On Tuesday, a group of Bay Area-based Palestine solidarity organizers, some with children, attempted to deliver a petition, signed by 25,000 people demanding the musician cancel his 30 July gig, to the San Rafael offices of Santana’s management and his Milagro Foundation.
However workers at the foundation, which supports community organizations serving marginalized children and youth, “refused to open the door … and closed the blinds,” according to the Middle East Children’s Alliance (MECA).
Jewish Voice for Peace live-streamed the attempted petition delivery.
“We’re here as parents, as activists, as individuals who care about Palestinian children and their rights. And we’re calling on Santana to do the same,” says an activist in the video.
“He has a foundation set up to serve children who are marginalized, and Palestinian children need his support too.”
One child, 4-year-old Marcel, “was stooping down, trying to see through the door’s glass. He couldn’t understand why there would be someone waving to him on the other side but not letting him in. It was very confusing for him,” Barbara Lubin, MECA’s director, told The Electronic Intifada.
The group left the petition outside the offices, “in the hopes that Milagro Foundation staff and Carlos Santana will read it and respond,” MECA stated.
“The Santana Band is coming to play in Tel Aviv this summer. We are coming to share our hearts music for anyone who wishes to attend. All are welcome,” Santana stated on Facebook on 30 March.
But Santana ought to know that if his Palestinian fans living in the occupied West Bank or Gaza Strip, or in the diaspora, want to attend his concert, Israel would not allow them.
The Palestinian Campaign for the Academic and Cultural Boycott of Israel (PACBI) sent an open letter in April to Santana asking him “to respect our picket line and join hundreds of artists from around the world” who have refused to perform in Israel and honored the BDS call.
PACBI said that the musician’s efforts to offset crossing the international picket line are “problematic.”

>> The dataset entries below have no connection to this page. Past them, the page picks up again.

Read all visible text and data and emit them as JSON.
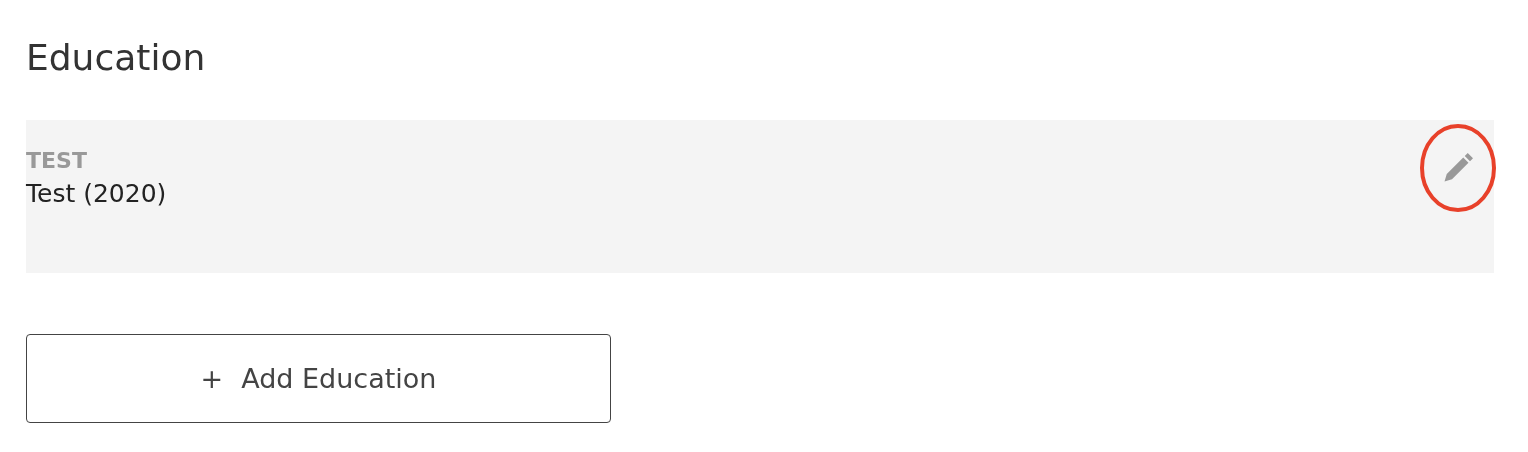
{
  "section": {
    "title": "Education"
  },
  "entries": [
    {
      "institution": "TEST",
      "detail": "Test (2020)",
      "highlighted": true
    }
  ],
  "add_button": {
    "icon": "+",
    "label": "Add Education"
  }
}
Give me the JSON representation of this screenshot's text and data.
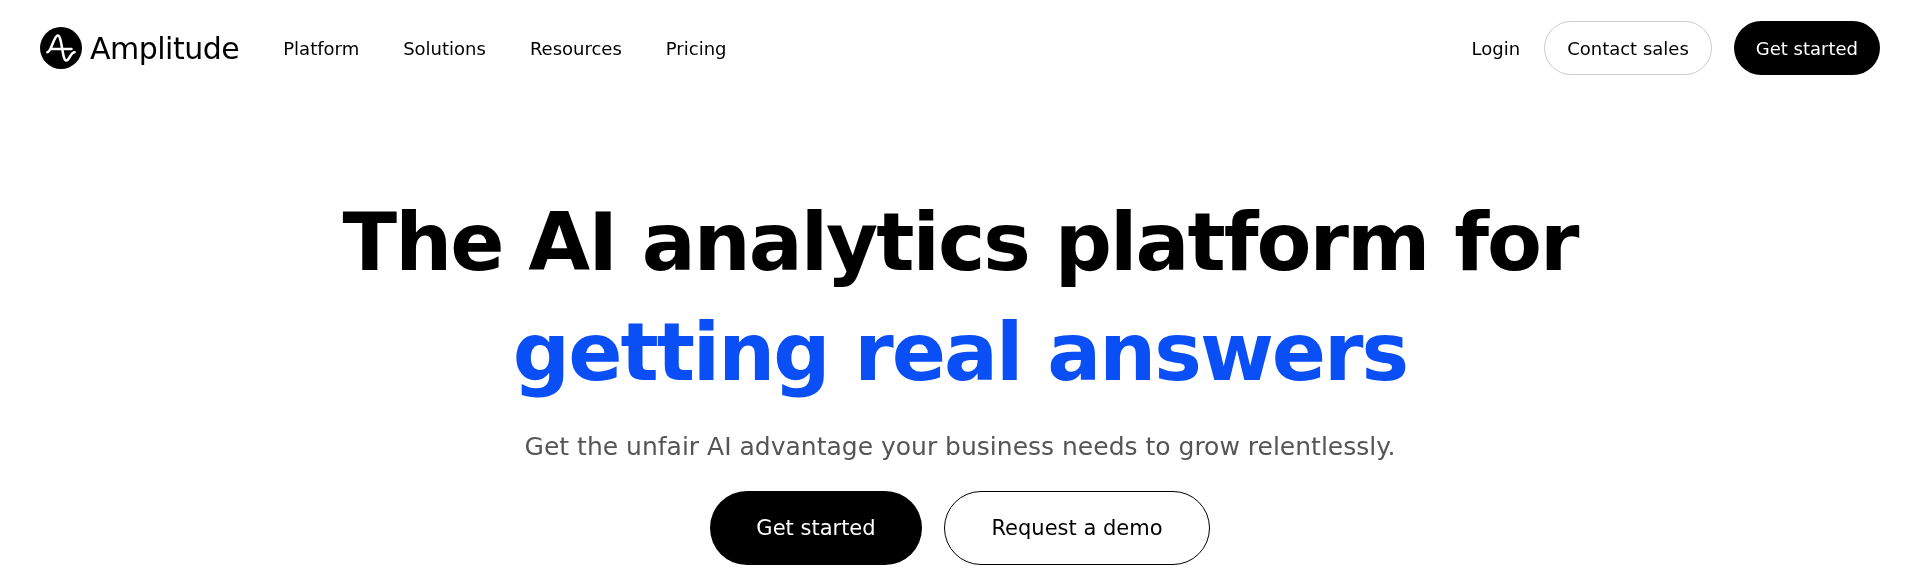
{
  "header": {
    "logo": "Amplitude",
    "nav": [
      {
        "label": "Platform"
      },
      {
        "label": "Solutions"
      },
      {
        "label": "Resources"
      },
      {
        "label": "Pricing"
      }
    ],
    "actions": [
      {
        "label": "Login",
        "kind": "link"
      },
      {
        "label": "Contact sales",
        "kind": "outline"
      },
      {
        "label": "Get started",
        "kind": "solid"
      }
    ]
  },
  "hero": {
    "title": "The AI analytics platform for",
    "highlight": "getting real answers",
    "subtitle": "Get the unfair AI advantage your business needs to grow relentlessly.",
    "buttons": [
      {
        "label": "Get started",
        "kind": "solid"
      },
      {
        "label": "Request a demo",
        "kind": "outline"
      }
    ]
  }
}
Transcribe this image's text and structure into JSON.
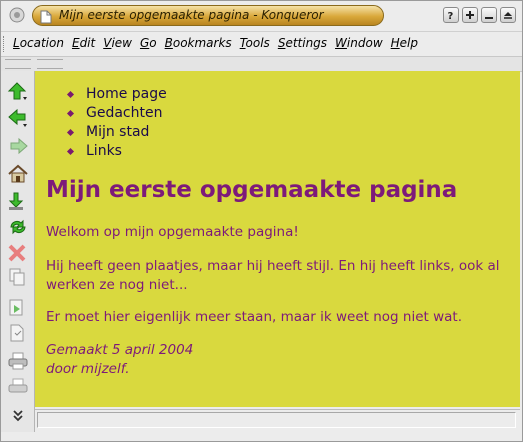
{
  "window": {
    "title": "Mijn eerste opgemaakte pagina - Konqueror"
  },
  "menubar": {
    "items": [
      {
        "u": "L",
        "rest": "ocation"
      },
      {
        "u": "E",
        "rest": "dit"
      },
      {
        "u": "V",
        "rest": "iew"
      },
      {
        "u": "G",
        "rest": "o"
      },
      {
        "u": "B",
        "rest": "ookmarks"
      },
      {
        "u": "T",
        "rest": "ools"
      },
      {
        "u": "S",
        "rest": "ettings"
      },
      {
        "u": "W",
        "rest": "indow"
      },
      {
        "u": "H",
        "rest": "elp"
      }
    ]
  },
  "toolbar_icons": [
    "up-arrow-icon",
    "back-arrow-icon",
    "forward-arrow-icon",
    "home-icon",
    "save-icon",
    "reload-icon",
    "stop-icon",
    "copy-icon",
    "paste-icon",
    "bookmark-page-icon",
    "print-icon",
    "print-frame-icon",
    "more-chevron-icon"
  ],
  "page": {
    "nav": [
      "Home page",
      "Gedachten",
      "Mijn stad",
      "Links"
    ],
    "heading": "Mijn eerste opgemaakte pagina",
    "p1": "Welkom op mijn opgemaakte pagina!",
    "p2": "Hij heeft geen plaatjes, maar hij heeft stijl. En hij heeft links, ook al werken ze nog niet...",
    "p3": "Er moet hier eigenlijk meer staan, maar ik weet nog niet wat.",
    "sig_line1": "Gemaakt 5 april 2004",
    "sig_line2": "door mijzelf."
  },
  "status": {
    "text": ""
  },
  "colors": {
    "page_bg": "#d9d93e",
    "text": "#7d1a7a",
    "links": "#1a0a4a",
    "title_pill": "#d9a83a"
  }
}
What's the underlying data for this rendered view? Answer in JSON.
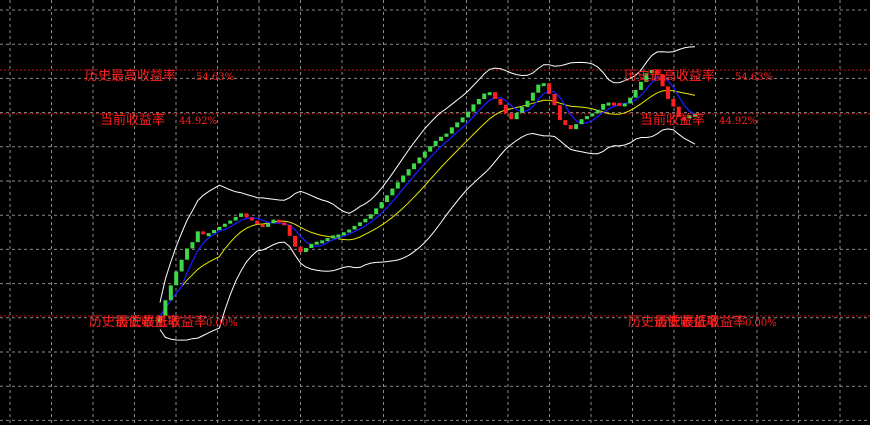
{
  "chart_data": {
    "type": "candlestick",
    "grid": true,
    "background": "#000000",
    "colors": {
      "up": "#3ed94a",
      "down": "#ff2020",
      "ma_fast": "#1a1aff",
      "ma_slow": "#e8e800",
      "band": "#ffffff",
      "ref_line": "#cc1111",
      "grid": "#8a8a8a"
    },
    "reference_lines": [
      {
        "value": 54.63,
        "label_text": "历史最高收益率",
        "label_value": "54.63%"
      },
      {
        "value": 44.92,
        "label_text": "当前收益率",
        "label_value": "44.92%"
      },
      {
        "value": 0.0,
        "label_text": "历史最低收益率",
        "label_value": "0.00%"
      }
    ],
    "overlap_text": "历史最低收益率",
    "overlap_value": "0.00%",
    "close": [
      0.0,
      3.5,
      6.8,
      9.9,
      12.5,
      15.0,
      16.4,
      18.8,
      18.2,
      18.4,
      19.1,
      19.8,
      20.5,
      21.2,
      22.0,
      22.8,
      21.9,
      21.2,
      20.4,
      19.8,
      20.6,
      21.4,
      20.8,
      20.2,
      17.8,
      15.4,
      14.2,
      15.1,
      16.0,
      16.5,
      16.8,
      17.3,
      17.9,
      18.1,
      18.6,
      19.2,
      20.0,
      20.8,
      21.6,
      22.6,
      23.9,
      25.3,
      26.8,
      28.3,
      29.7,
      31.2,
      32.6,
      33.9,
      35.2,
      36.5,
      37.7,
      38.9,
      39.8,
      40.5,
      41.9,
      43.0,
      44.1,
      45.4,
      47.0,
      48.2,
      49.4,
      49.7,
      48.2,
      46.9,
      45.0,
      43.7,
      45.1,
      46.4,
      47.8,
      49.6,
      51.4,
      51.7,
      49.3,
      46.8,
      43.5,
      42.4,
      41.5,
      42.6,
      43.7,
      44.4,
      45.0,
      45.8,
      47.1,
      47.4,
      47.3,
      47.0,
      47.2,
      48.5,
      50.2,
      52.0,
      53.9,
      54.63,
      53.7,
      51.0,
      48.2,
      46.5,
      44.2,
      43.9,
      44.6,
      44.92
    ]
  }
}
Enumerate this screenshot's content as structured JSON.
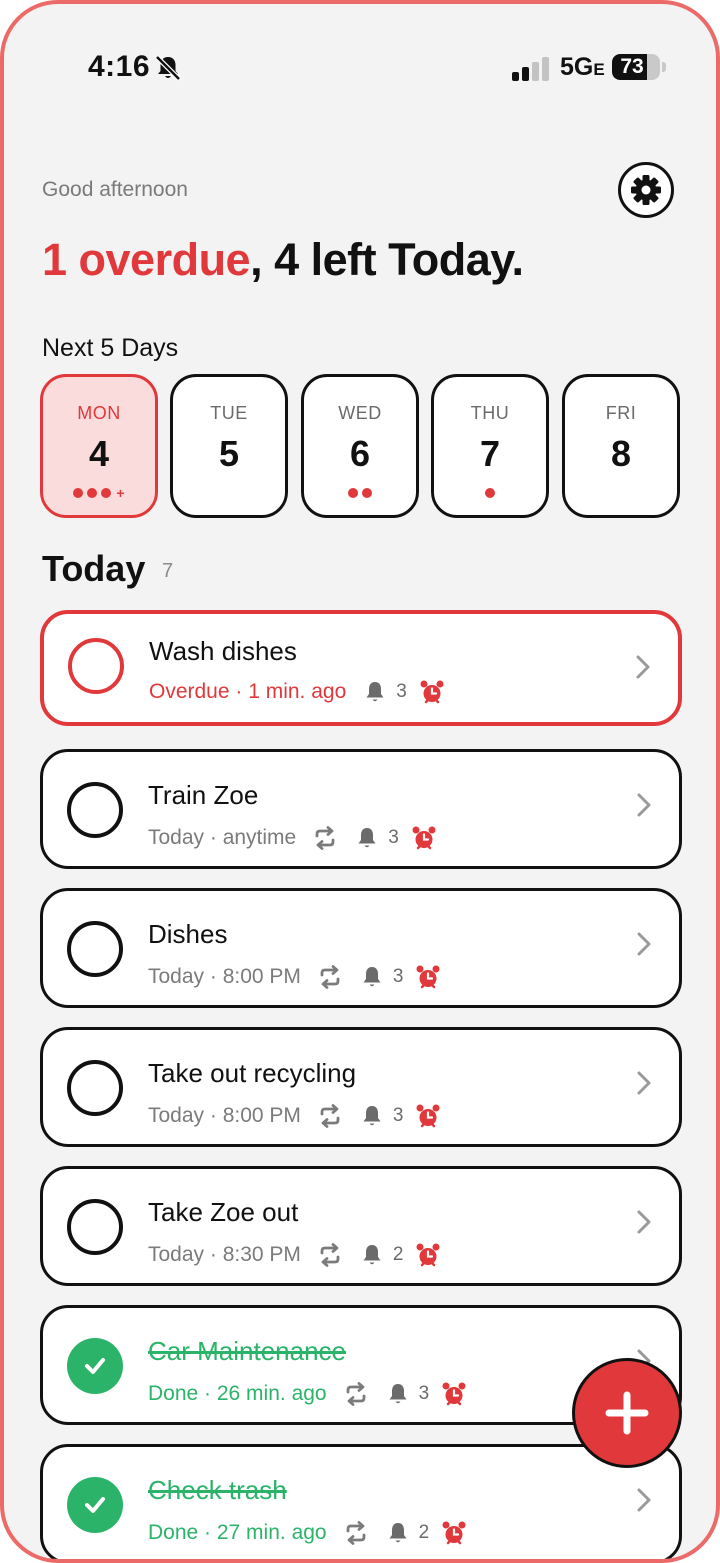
{
  "status_bar": {
    "time": "4:16",
    "network": "5G",
    "network_suffix": "E",
    "battery": "73",
    "battery_level": 0.73
  },
  "header": {
    "greeting": "Good afternoon",
    "overdue_text": "1 overdue",
    "rest_text": ", 4 left Today."
  },
  "next_days": {
    "label": "Next 5 Days",
    "days": [
      {
        "name": "MON",
        "num": "4",
        "dots": 3,
        "more": "+"
      },
      {
        "name": "TUE",
        "num": "5",
        "dots": 0,
        "more": ""
      },
      {
        "name": "WED",
        "num": "6",
        "dots": 2,
        "more": ""
      },
      {
        "name": "THU",
        "num": "7",
        "dots": 1,
        "more": ""
      },
      {
        "name": "FRI",
        "num": "8",
        "dots": 0,
        "more": ""
      }
    ]
  },
  "today": {
    "title": "Today",
    "count": "7",
    "tasks": [
      {
        "title": "Wash dishes",
        "meta": "Overdue · 1 min. ago",
        "reminders": "3",
        "status": "overdue",
        "repeat": false
      },
      {
        "title": "Train Zoe",
        "meta": "Today · anytime",
        "reminders": "3",
        "status": "open",
        "repeat": true
      },
      {
        "title": "Dishes",
        "meta": "Today · 8:00 PM",
        "reminders": "3",
        "status": "open",
        "repeat": true
      },
      {
        "title": "Take out recycling",
        "meta": "Today · 8:00 PM",
        "reminders": "3",
        "status": "open",
        "repeat": true
      },
      {
        "title": "Take Zoe out",
        "meta": "Today · 8:30 PM",
        "reminders": "2",
        "status": "open",
        "repeat": true
      },
      {
        "title": "Car Maintenance",
        "meta": "Done · 26 min. ago",
        "reminders": "3",
        "status": "done",
        "repeat": true
      },
      {
        "title": "Check trash",
        "meta": "Done · 27 min. ago",
        "reminders": "2",
        "status": "done",
        "repeat": true
      }
    ]
  },
  "colors": {
    "accent": "#e0383b",
    "done": "#2cb36a",
    "muted": "#7b7b7b"
  },
  "icons": {
    "settings": "gear-icon",
    "add": "plus-icon",
    "repeat": "repeat-icon",
    "reminder": "bell-icon",
    "alarm": "alarm-clock-icon",
    "open": "chevron-right-icon"
  }
}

On his Facebook page, Santana has promoted a video for the nonprofit educational institution Hand in Hand, which established Arabic-Hebrew bilingual schools in Jerusalem and the Galilee, noting that his foundation has “funded Hand in Hand since 2003.”
Santana has also pledged to donate proceeds from his concert to medical charity Doctors Without Borders.
But such gestures apparently aimed at defusing protest have been sharply criticized by Palestinian campaigners.
“It is equivalent to performing in apartheid South Africa in the 1980s, against the will of the overwhelming majority of the oppressed there, and donating the proceeds to some charity,” PACBI said in response.
“While we support donations to this commendable organization [Doctors Without Borders], it cannot be at the expense of contributing to the cover-up of Israel’s blatant violations of Palestinian rights,” PACBI added.
Earlier this month, “the original Facebook post on [Santana’s] page announcing the concert and donation to Doctors Without Borders was edited to remove their name,” according to MECA.
“It’s not like him”
MECA’s Barbara Lubin said she was surprised that Santana and his child-centered foundation have ignored the demands from Palestinian civil society and solidarity activists to cancel his performance.
“Carlos has stood up for justice so many times in different parts of the world,” Lubin said. “And like little Marcel, I’m also so confused. Why he would take this stand? It’s not like him.”